Since our first days, America has visualized itself as destined to soar like an eagle, unimpeded by fences or borders. “Our country is the world, our countrymen are all mankind,” was the motto of William Lloyd Garrison’s abolitionist newspaper The Liberator first published in 1831. Soon would come Walt Whitman’s poetic vision of America rising to “sun and moon, and all you stars! Sirius and Jupiter! Passage to you!”
But today for the first time, we are beginning to feel fenced in.
To defend against the rise of China the Obama administration has fashioned a “pivot” from the Middle East to East Asia. The secretive Trans-Pacific Partnership (TPP) is also rumored to have military implications. Although China likely has planned well ahead for the longish, small wars sure to occur with America’s new interest in the Pacific. Wars like Korea, or Vietnam, which China would fight just as General Vo Nguyen Giap fought the Americans in Vietnam. By waiting for the American public and media to get bored which, if Vietnam was any indication would take about ten years. Not long for China, a 5,000 year old civilization. In Iraq it took less than two.
Maybe it is time to begin putting our own house in order. And our house is the North American continent. From a defense posture, if Canada is vulnerable, then America is vulnerable. But if I was China or China/Russia, I would want to come in from the bottom, there to find a potential ally and needy friend and stage an advance north.
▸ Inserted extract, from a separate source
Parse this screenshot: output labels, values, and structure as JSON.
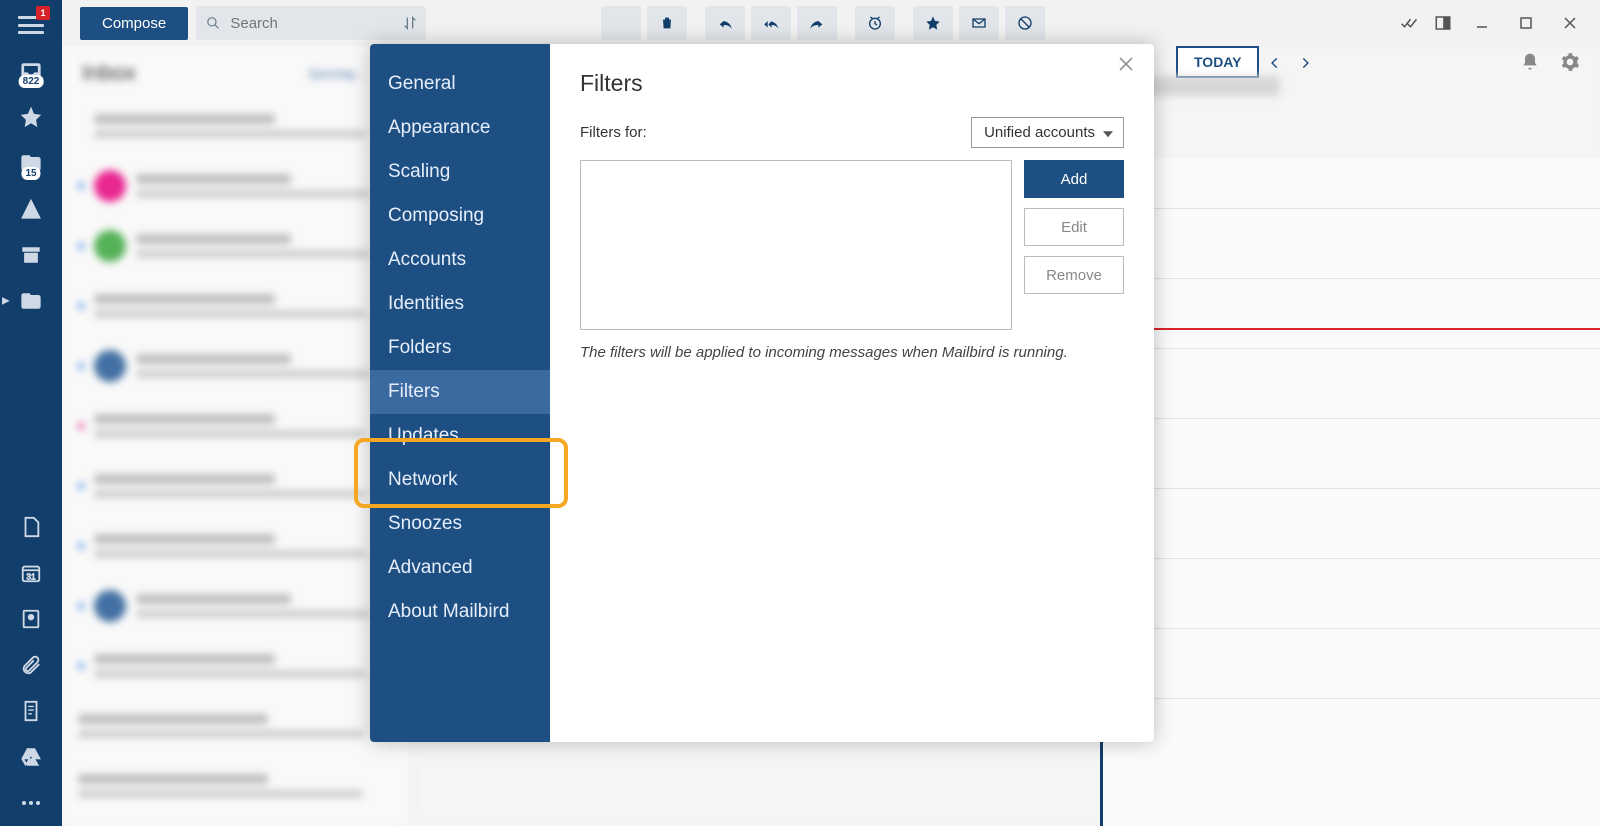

And that is what the Southern border issue should be about today: Defense, with current border immigration issues only a practical part of it. A fence of sorts should rise on the Southern border, yes, but a healthy Mexico included within the fence.
That is what warrior/scholar David Petraeus, former head of the CIA and a former top commander for the U.S. military in the Middle East, has been thinking about in recent days. As Candice Malcolm reports in the Toronto Sun recently, Mr. Petraeus has a been pressing for a united North American union and has teamed up with former president of the World Bank, Robert Zoellick, to co-chair an independent task force and release a report entitled “North America: Time for a New Focus.”
The report calls for improving the relationship between the three NAFTA partners in revitalizing efforts to strengthen the overall partnership, Ms. Malcolm reports. “Unlike the EU experiment, Petraeus is promoting a North American union based upon respecting the sovereignty of each country, while increasing the benefits of economic and regulatory integration.”
Mr. Petraeus and Mr. Zoellick spoke about their vision for North America recently at an event hosted in Calgary by the Canada West Foundation alongside the Center for a Secure Free Society.
“There is a tremendous opportunity for North America,” says Ms. Malcolm, a fellow in the society. “We are the anchor of stability in an increasingly chaotic and unstable world.”
The Unites States has a strained relationship with Mexico, given a decade-long inability to manage immigration and criminal concerns, she writes. But “Canada is well suited to play a more involved role in helping Mexico build stronger institutions to promote the rule of law.”
In November, 2014, former Texas Gov. Rick Perry (R) spoke at Dartmouth College to a student gathering and likewise suggested the age rising would be a North American age: A union of Mexico, America and Canada held together and advanced by immense indigenous energy resources.
What I find most appealing about this is that from a history of abstraction, utopian projection and globalist illusions like the new TPP move, which have plagued our existence even since colonial days, comes real-time planning based on who we are, where we are in the world and who our natural and real friends are.
Hopefully Mssrs. Perry, Petraeus and Zoellick will advance this into the discussions going into 2016.